A college is building a manufacturing training lab downtown to address the shortage of skilled trades and engineering workers.
Western Michigan University has started construction on a two-story Advanced Manufacturing Partnership Laboratory, or the AMP Lab @WMU, which is being built in collaboration with Grand Rapids Community College and local manufacturers.
AMP Lab @WMU will occupy the first two floors of the university’s downtown Grand Rapids location, at 200 Ionia Ave. SW.
Private investors are partially funding the $3-million lab. WMU will cover the remaining costs of construction and maintenance, while GRCC and other community partners will provide the equipment. The lab is expected to be finished in fall 2018.
“AMP Lab will be a place for collaboration and learning in an advanced manufacturing and design environment,” said Steven Butt, professor and chair of WMU’s Engineering Design, Manufacturing and Management Systems department. “Entrepreneurs will have opportunities to prototype their ideas. For some it may be a place to start, and for others, it will be a place to hone a new product, process or skill.”
The lab will contain hands-on instructional learning spaces and research areas. It will eventually support college lab sessions, professional workshops, training sessions, K-12 outreach and workforce development activities.
Along with WMU, GRCC will offer various manufacturing and engineering courses inside the lab. WMU also is exploring offering high school courses and inviting other universities to use the facility.
Firms on the project
Grand Rapids-based Rockford Construction is the project’s contractor.
Progressive AE is the architect and interior designer.
Need for skilled labor
According to a recent assessment by Talent 2025, a talent development association of 100 CEOs from West Michigan, the demand for qualified engineers and designers in manufacturing outstrips the supply by at least a factor of two. It also reported the supply for managers and supervisors is at about 90 percent of the demand.
John C. Kennedy, president of Grand Rapids-based Autocam Medical, was a key player in building support within the engineering and manufacturing communities for the creation of AMP Lab @WMU.
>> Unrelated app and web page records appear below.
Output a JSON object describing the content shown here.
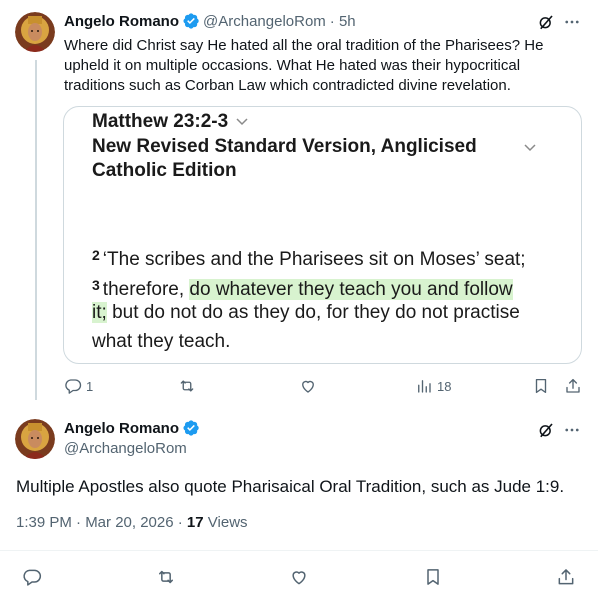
{
  "tweet1": {
    "author_name": "Angelo Romano",
    "author_handle": "@ArchangeloRom",
    "time": "· 5h",
    "text": "Where did Christ say He hated all the oral tradition of the Pharisees? He upheld it on multiple occasions. What He hated was their hypocritical traditions such as Corban Law which contradicted divine revelation.",
    "media": {
      "reference": "Matthew 23:2-3",
      "version": "New Revised Standard Version, Anglicised Catholic Edition",
      "verse2_num": "2",
      "verse2_text": "‘The scribes and the Pharisees sit on Moses’ seat;",
      "verse3_num": "3",
      "verse3_pre": "therefore,",
      "verse3_hl1": "do whatever they teach you and follow",
      "verse3_hl2": "it;",
      "verse3_post1": "but do not do as they do, for they do not practise",
      "verse3_post2": "what they teach."
    },
    "actions": {
      "reply_count": "1",
      "retweet_count": "",
      "like_count": "",
      "views_count": "18"
    }
  },
  "tweet2": {
    "author_name": "Angelo Romano",
    "author_handle": "@ArchangeloRom",
    "text": "Multiple Apostles also quote Pharisaical Oral Tradition, such as Jude 1:9.",
    "timestamp": "1:39 PM · Mar 20, 2026 ·",
    "views_count": "17",
    "views_label": "Views"
  },
  "icons": {
    "verified": "verified-badge-icon",
    "grok": "grok-icon",
    "more": "more-icon",
    "reply": "reply-icon",
    "retweet": "retweet-icon",
    "like": "like-icon",
    "views": "views-icon",
    "bookmark": "bookmark-icon",
    "share": "share-icon"
  },
  "colors": {
    "accent": "#1d9bf0",
    "text_primary": "#0f1419",
    "text_secondary": "#536471",
    "highlight": "#d8f3cf"
  }
}
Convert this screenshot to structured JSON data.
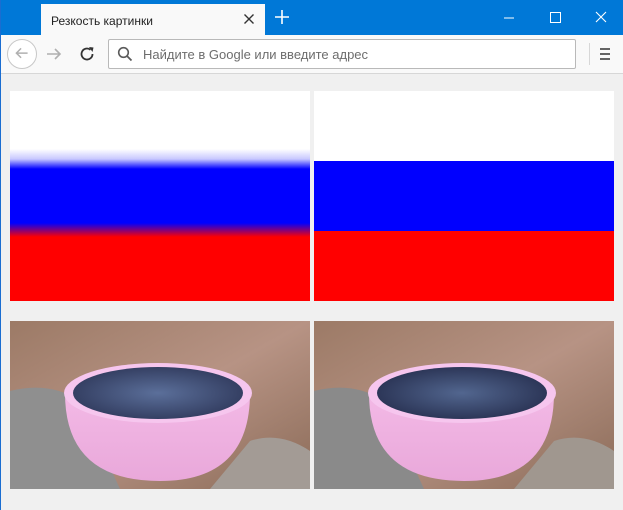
{
  "browser": {
    "tab_title": "Резкость картинки",
    "address_placeholder": "Найдите в Google или введите адрес",
    "accent_color": "#0078d7"
  },
  "content": {
    "images": [
      {
        "name": "russian-flag-blurred",
        "colors": [
          "#ffffff",
          "#0000ff",
          "#ff0000"
        ]
      },
      {
        "name": "russian-flag-sharp",
        "colors": [
          "#ffffff",
          "#0000ff",
          "#ff0000"
        ]
      },
      {
        "name": "blueberries-bowl-photo"
      },
      {
        "name": "blueberries-bowl-photo-sharpened"
      }
    ]
  }
}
“This open, urban location will allow individuals to see inside an advanced manufacturing space and will help enhance the image of manufacturing,” Kennedy said. “The AMP Lab is a maker space in its truest form, addressing the needs of entrepreneurs and providing a space to bring ideas to life. Programming this facility will foster a format of collaborative learning between educators and students.”
WMU has boosted its focus on academic and community partnerships in STEM during the past few years, most recently adding an engineering degree partnership with Aquinas College and a technical training academy with Urban Alliance in Kalamazoo.
Dawn Fortin Mattoon, associate provost of WMU’s Extended University Programs, said this lab is one more link in the chain.
“AMP Lab @WMU will establish academic and career pathways between workforce development entities, educational institutions and industry partners for our region,” she said. “These pathways can lead to new skills, certifications and degrees, but more importantly, careers in manufacturing, engineering and design.”
Western Michigan University, founded in 1903, serves more than 23,000 students from across the U.S. and 100 other countries.
The university offers more than 250 degree programs, including 32 at the doctoral level.